- _Work required_
The count of lines below that include the string "iPod" is the whole answer.

Items from a dataset:
==============================

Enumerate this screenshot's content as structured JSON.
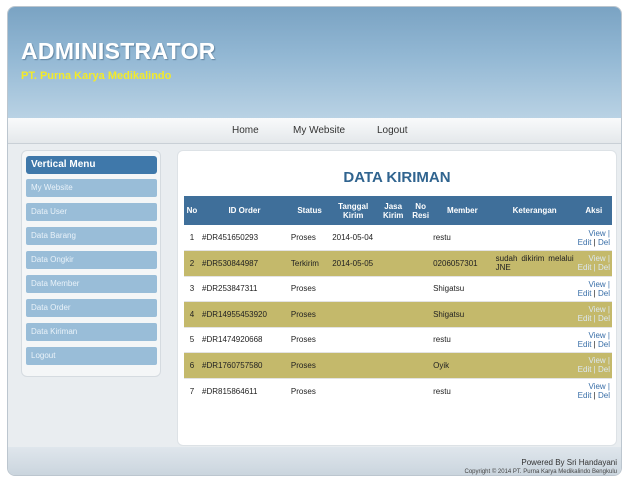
{
  "header": {
    "title": "ADMINISTRATOR",
    "subtitle": "PT. Purna Karya Medikalindo"
  },
  "nav": {
    "items": [
      "Home",
      "My Website",
      "Logout"
    ]
  },
  "sidebar": {
    "title": "Vertical Menu",
    "items": [
      "My Website",
      "Data User",
      "Data Barang",
      "Data Ongkir",
      "Data Member",
      "Data Order",
      "Data Kiriman",
      "Logout"
    ]
  },
  "main": {
    "title": "DATA KIRIMAN",
    "columns": [
      "No",
      "ID Order",
      "Status",
      "Tanggal Kirim",
      "Jasa Kirim",
      "No Resi",
      "Member",
      "Keterangan",
      "Aksi"
    ],
    "rows": [
      {
        "no": "1",
        "id_order": "#DR451650293",
        "status": "Proses",
        "tanggal": "2014-05-04",
        "jasa": "",
        "resi": "",
        "member": "restu",
        "keterangan": ""
      },
      {
        "no": "2",
        "id_order": "#DR530844987",
        "status": "Terkirim",
        "tanggal": "2014-05-05",
        "jasa": "",
        "resi": "",
        "member": "0206057301",
        "keterangan": "sudah dikirim melalui JNE"
      },
      {
        "no": "3",
        "id_order": "#DR253847311",
        "status": "Proses",
        "tanggal": "",
        "jasa": "",
        "resi": "",
        "member": "Shigatsu",
        "keterangan": ""
      },
      {
        "no": "4",
        "id_order": "#DR14955453920",
        "status": "Proses",
        "tanggal": "",
        "jasa": "",
        "resi": "",
        "member": "Shigatsu",
        "keterangan": ""
      },
      {
        "no": "5",
        "id_order": "#DR1474920668",
        "status": "Proses",
        "tanggal": "",
        "jasa": "",
        "resi": "",
        "member": "restu",
        "keterangan": ""
      },
      {
        "no": "6",
        "id_order": "#DR1760757580",
        "status": "Proses",
        "tanggal": "",
        "jasa": "",
        "resi": "",
        "member": "Oyik",
        "keterangan": ""
      },
      {
        "no": "7",
        "id_order": "#DR815864611",
        "status": "Proses",
        "tanggal": "",
        "jasa": "",
        "resi": "",
        "member": "restu",
        "keterangan": ""
      }
    ],
    "actions": {
      "view": "View |",
      "edit": "Edit",
      "sep": " | ",
      "del": "Del"
    }
  },
  "footer": {
    "powered": "Powered By Sri Handayani",
    "copyright": "Copyright © 2014 PT. Purna Karya Medikalindo Bengkulu"
  },
  "colors": {
    "header_top": "#7aa3c3",
    "subtitle": "#f3ea2a",
    "table_header": "#3f6f9a",
    "row_alt": "#c4b96b",
    "menu_item": "#99bdd8",
    "title_blue": "#30648f"
  }
}
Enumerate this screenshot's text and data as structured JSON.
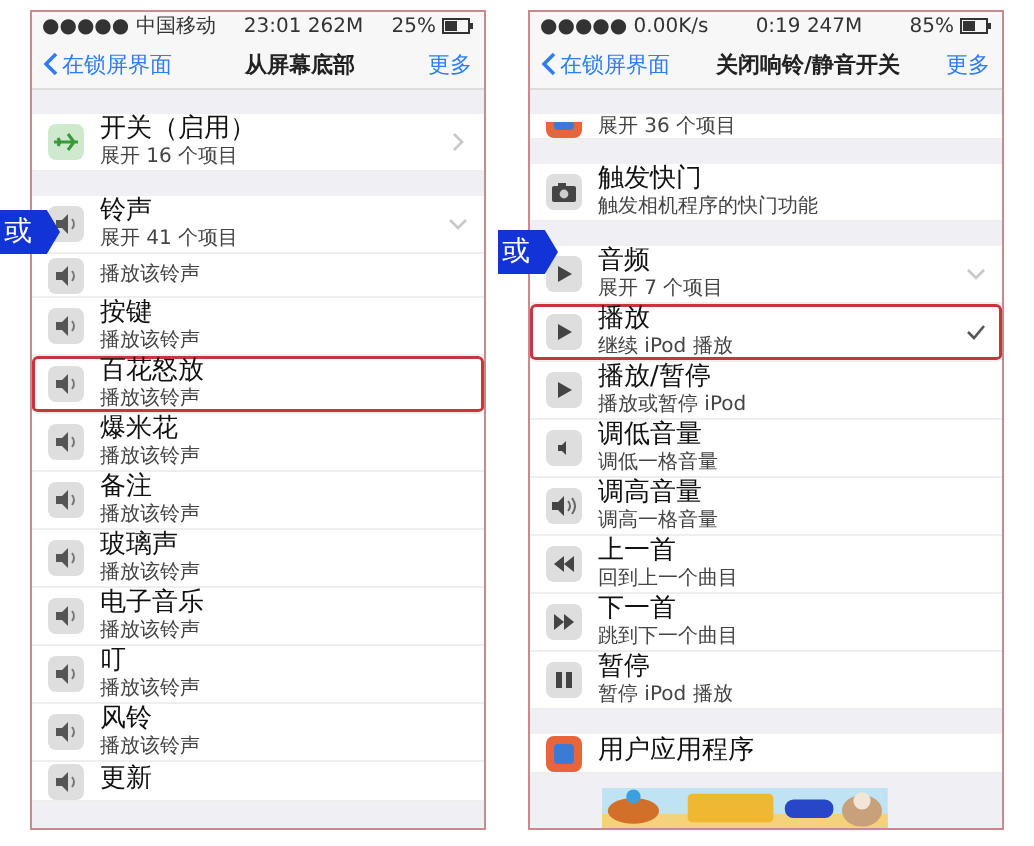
{
  "screens": [
    {
      "status_bar": {
        "carrier": "●●●●● 中国移动",
        "time": "23:01 262M",
        "battery": "25%"
      },
      "nav": {
        "back": "在锁屏界面",
        "title": "从屏幕底部",
        "action": "更多"
      },
      "callout": "或",
      "sections": [
        {
          "rows": [
            {
              "kind": "airplane",
              "title": "开关（启用）",
              "subtitle": "展开 16 个项目",
              "expanded": false,
              "highlighted": false
            }
          ]
        },
        {
          "rows": [
            {
              "kind": "speaker",
              "title": "铃声",
              "subtitle": "展开 41 个项目",
              "expanded": true,
              "highlighted": false
            },
            {
              "kind": "speaker",
              "subtitle": "播放该铃声",
              "selected": false,
              "highlighted": false
            },
            {
              "kind": "speaker",
              "title": "按键",
              "subtitle": "播放该铃声",
              "selected": false,
              "highlighted": false
            },
            {
              "kind": "speaker",
              "title": "百花怒放",
              "subtitle": "播放该铃声",
              "selected": false,
              "highlighted": true
            },
            {
              "kind": "speaker",
              "title": "爆米花",
              "subtitle": "播放该铃声",
              "selected": false,
              "highlighted": false
            },
            {
              "kind": "speaker",
              "title": "备注",
              "subtitle": "播放该铃声",
              "selected": false,
              "highlighted": false
            },
            {
              "kind": "speaker",
              "title": "玻璃声",
              "subtitle": "播放该铃声",
              "selected": false,
              "highlighted": false
            },
            {
              "kind": "speaker",
              "title": "电子音乐",
              "subtitle": "播放该铃声",
              "selected": false,
              "highlighted": false
            },
            {
              "kind": "speaker",
              "title": "叮",
              "subtitle": "播放该铃声",
              "selected": false,
              "highlighted": false
            },
            {
              "kind": "speaker",
              "title": "风铃",
              "subtitle": "播放该铃声",
              "selected": false,
              "highlighted": false
            },
            {
              "kind": "speaker",
              "title": "更新",
              "selected": false,
              "highlighted": false
            }
          ]
        }
      ]
    },
    {
      "status_bar": {
        "carrier": "●●●●● 0.00K/s",
        "time": "0:19 247M",
        "battery": "85%"
      },
      "nav": {
        "back": "在锁屏界面",
        "title": "关闭响铃/静音开关",
        "action": "更多"
      },
      "callout": "或",
      "sections": [
        {
          "rows": [
            {
              "kind": "cut",
              "subtitle": "展开 36 个项目",
              "selected": false,
              "highlighted": false
            }
          ]
        },
        {
          "rows": [
            {
              "kind": "camera",
              "title": "触发快门",
              "subtitle": "触发相机程序的快门功能",
              "selected": false,
              "highlighted": false
            }
          ]
        },
        {
          "rows": [
            {
              "kind": "play",
              "title": "音频",
              "subtitle": "展开 7 个项目",
              "expanded": true,
              "highlighted": false
            },
            {
              "kind": "play",
              "title": "播放",
              "subtitle": "继续 iPod 播放",
              "selected": true,
              "highlighted": true
            },
            {
              "kind": "play",
              "title": "播放/暂停",
              "subtitle": "播放或暂停 iPod",
              "selected": false,
              "highlighted": false
            },
            {
              "kind": "volume-down",
              "title": "调低音量",
              "subtitle": "调低一格音量",
              "selected": false,
              "highlighted": false
            },
            {
              "kind": "volume-up",
              "title": "调高音量",
              "subtitle": "调高一格音量",
              "selected": false,
              "highlighted": false
            },
            {
              "kind": "previous",
              "title": "上一首",
              "subtitle": "回到上一个曲目",
              "selected": false,
              "highlighted": false
            },
            {
              "kind": "next",
              "title": "下一首",
              "subtitle": "跳到下一个曲目",
              "selected": false,
              "highlighted": false
            },
            {
              "kind": "pause",
              "title": "暂停",
              "subtitle": "暂停 iPod 播放",
              "selected": false,
              "highlighted": false
            }
          ]
        },
        {
          "rows": [
            {
              "kind": "app",
              "title": "用户应用程序",
              "selected": false,
              "highlighted": false
            }
          ]
        }
      ]
    }
  ]
}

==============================

- _Response area_
3